Herb Alpert and the Tijuana Brass
In 1962 while watching a bullfight in Tijuana, Mexico, Jewish trumpeter and A&M Records co-founder Herb Alpert was inspired to capture the excitement and mariachi horn section he experienced at the bullring. Adapting a song titled Twinkle Star, Alpert added trumpet and crowd noises and renamed it The Lonely Bull.
His interpretation of mariachi music, dubbed “Ameriachi,” on songs such as The Lonely Bull, A Taste of Honey and Spanish Flea became enormously popular and helped introduce mainstream audiences to Latin-influenced music.
Originally, Alpert worked with session musicians, but he soon created a backing band, the Tijuana Brass, and Albert became the flagship artist for A&M Records. In 1966 he became the first and only artist to have five albums in the Top 10 of the Billboard Pop Album chart at one time.

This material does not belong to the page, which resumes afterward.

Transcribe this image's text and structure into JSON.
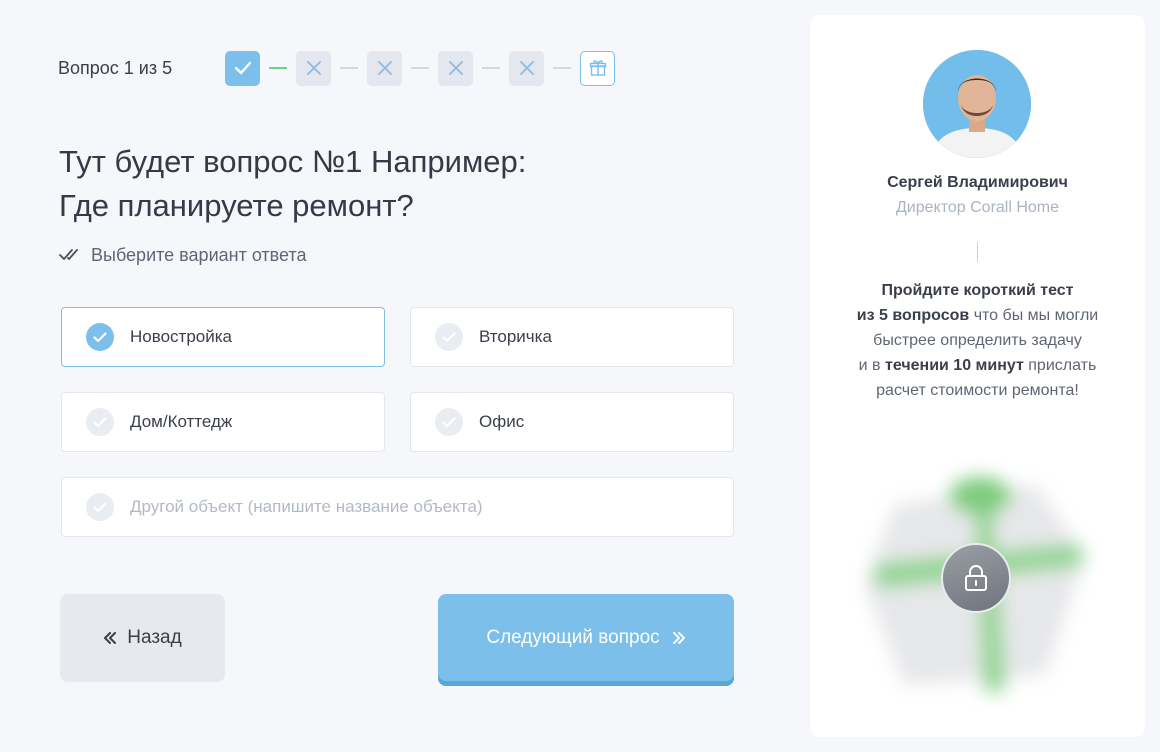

As the co-founder of A&M Records, Alpert signed and promoted several Latin artists, including the Baja Marimba Band, whose marimba player Julius Wechter was in the Tijuana Brass and wrote the hit Spanish Flea; Chris Montez, a Chicano rocker who had a hit with the mellow Call Me; Sergio Mendes and Brasil ’66, whose lead singer, Lani Hall, later married Alpert.